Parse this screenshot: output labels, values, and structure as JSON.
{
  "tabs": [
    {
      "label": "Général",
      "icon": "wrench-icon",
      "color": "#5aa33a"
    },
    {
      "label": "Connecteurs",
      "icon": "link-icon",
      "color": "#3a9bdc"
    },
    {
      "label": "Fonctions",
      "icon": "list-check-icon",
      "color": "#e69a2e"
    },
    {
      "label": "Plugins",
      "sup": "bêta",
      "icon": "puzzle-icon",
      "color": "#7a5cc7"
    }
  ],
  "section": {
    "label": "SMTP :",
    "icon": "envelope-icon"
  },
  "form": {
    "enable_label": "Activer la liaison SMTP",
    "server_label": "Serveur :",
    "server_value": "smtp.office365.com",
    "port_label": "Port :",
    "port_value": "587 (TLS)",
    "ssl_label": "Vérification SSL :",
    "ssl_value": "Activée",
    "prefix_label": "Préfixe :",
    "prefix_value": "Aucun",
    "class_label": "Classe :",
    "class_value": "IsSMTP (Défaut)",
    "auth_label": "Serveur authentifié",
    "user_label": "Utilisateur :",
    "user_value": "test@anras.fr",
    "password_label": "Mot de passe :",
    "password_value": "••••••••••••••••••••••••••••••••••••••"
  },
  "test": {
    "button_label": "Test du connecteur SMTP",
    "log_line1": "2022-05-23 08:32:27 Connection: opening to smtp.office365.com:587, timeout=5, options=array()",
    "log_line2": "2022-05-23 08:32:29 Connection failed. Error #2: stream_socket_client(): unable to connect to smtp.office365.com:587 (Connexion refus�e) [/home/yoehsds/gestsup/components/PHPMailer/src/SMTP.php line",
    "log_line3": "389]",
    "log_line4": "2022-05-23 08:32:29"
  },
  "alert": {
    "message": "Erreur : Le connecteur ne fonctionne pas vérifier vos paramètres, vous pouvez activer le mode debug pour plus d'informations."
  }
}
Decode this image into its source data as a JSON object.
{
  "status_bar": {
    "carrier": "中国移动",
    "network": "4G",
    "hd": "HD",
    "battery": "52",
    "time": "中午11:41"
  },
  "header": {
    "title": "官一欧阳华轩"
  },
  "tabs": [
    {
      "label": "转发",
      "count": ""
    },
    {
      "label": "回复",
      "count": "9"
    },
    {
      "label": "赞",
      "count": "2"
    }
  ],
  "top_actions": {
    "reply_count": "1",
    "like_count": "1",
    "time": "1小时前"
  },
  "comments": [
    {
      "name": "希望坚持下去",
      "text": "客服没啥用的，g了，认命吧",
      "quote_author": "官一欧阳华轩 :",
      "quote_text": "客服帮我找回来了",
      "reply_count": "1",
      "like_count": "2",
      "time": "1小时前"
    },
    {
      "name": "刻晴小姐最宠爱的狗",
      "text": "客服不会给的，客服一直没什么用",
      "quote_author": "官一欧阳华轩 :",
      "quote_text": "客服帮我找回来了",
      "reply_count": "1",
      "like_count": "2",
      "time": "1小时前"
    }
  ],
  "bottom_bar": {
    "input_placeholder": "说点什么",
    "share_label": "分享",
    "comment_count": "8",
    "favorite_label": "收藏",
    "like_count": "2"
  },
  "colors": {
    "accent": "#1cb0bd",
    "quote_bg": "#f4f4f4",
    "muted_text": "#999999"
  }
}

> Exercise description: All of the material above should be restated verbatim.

> Output for this exercise:
Parse this screenshot: output labels, values, and structure as JSON.
{
  "tabs": [
    {
      "label": "Général",
      "icon": "wrench-icon",
      "color": "#5aa33a"
    },
    {
      "label": "Connecteurs",
      "icon": "link-icon",
      "color": "#3a9bdc"
    },
    {
      "label": "Fonctions",
      "icon": "list-check-icon",
      "color": "#e69a2e"
    },
    {
      "label": "Plugins",
      "sup": "bêta",
      "icon": "puzzle-icon",
      "color": "#7a5cc7"
    }
  ],
  "section": {
    "label": "SMTP :",
    "icon": "envelope-icon"
  },
  "form": {
    "enable_label": "Activer la liaison SMTP",
    "server_label": "Serveur :",
    "server_value": "smtp.office365.com",
    "port_label": "Port :",
    "port_value": "587 (TLS)",
    "ssl_label": "Vérification SSL :",
    "ssl_value": "Activée",
    "prefix_label": "Préfixe :",
    "prefix_value": "Aucun",
    "class_label": "Classe :",
    "class_value": "IsSMTP (Défaut)",
    "auth_label": "Serveur authentifié",
    "user_label": "Utilisateur :",
    "user_value": "test@anras.fr",
    "password_label": "Mot de passe :",
    "password_value": "••••••••••••••••••••••••••••••••••••••"
  },
  "test": {
    "button_label": "Test du connecteur SMTP",
    "log_line1": "2022-05-23 08:32:27 Connection: opening to smtp.office365.com:587, timeout=5, options=array()",
    "log_line2": "2022-05-23 08:32:29 Connection failed. Error #2: stream_socket_client(): unable to connect to smtp.office365.com:587 (Connexion refus�e) [/home/yoehsds/gestsup/components/PHPMailer/src/SMTP.php line",
    "log_line3": "389]",
    "log_line4": "2022-05-23 08:32:29"
  },
  "alert": {
    "message": "Erreur : Le connecteur ne fonctionne pas vérifier vos paramètres, vous pouvez activer le mode debug pour plus d'informations."
  }
}
Decode this image into its source data as a JSON object.
{
  "status_bar": {
    "carrier": "中国移动",
    "network": "4G",
    "hd": "HD",
    "battery": "52",
    "time": "中午11:41"
  },
  "header": {
    "title": "官一欧阳华轩"
  },
  "tabs": [
    {
      "label": "转发",
      "count": ""
    },
    {
      "label": "回复",
      "count": "9"
    },
    {
      "label": "赞",
      "count": "2"
    }
  ],
  "top_actions": {
    "reply_count": "1",
    "like_count": "1",
    "time": "1小时前"
  },
  "comments": [
    {
      "name": "希望坚持下去",
      "text": "客服没啥用的，g了，认命吧",
      "quote_author": "官一欧阳华轩 :",
      "quote_text": "客服帮我找回来了",
      "reply_count": "1",
      "like_count": "2",
      "time": "1小时前"
    },
    {
      "name": "刻晴小姐最宠爱的狗",
      "text": "客服不会给的，客服一直没什么用",
      "quote_author": "官一欧阳华轩 :",
      "quote_text": "客服帮我找回来了",
      "reply_count": "1",
      "like_count": "2",
      "time": "1小时前"
    }
  ],
  "bottom_bar": {
    "input_placeholder": "说点什么",
    "share_label": "分享",
    "comment_count": "8",
    "favorite_label": "收藏",
    "like_count": "2"
  },
  "colors": {
    "accent": "#1cb0bd",
    "quote_bg": "#f4f4f4",
    "muted_text": "#999999"
  }
}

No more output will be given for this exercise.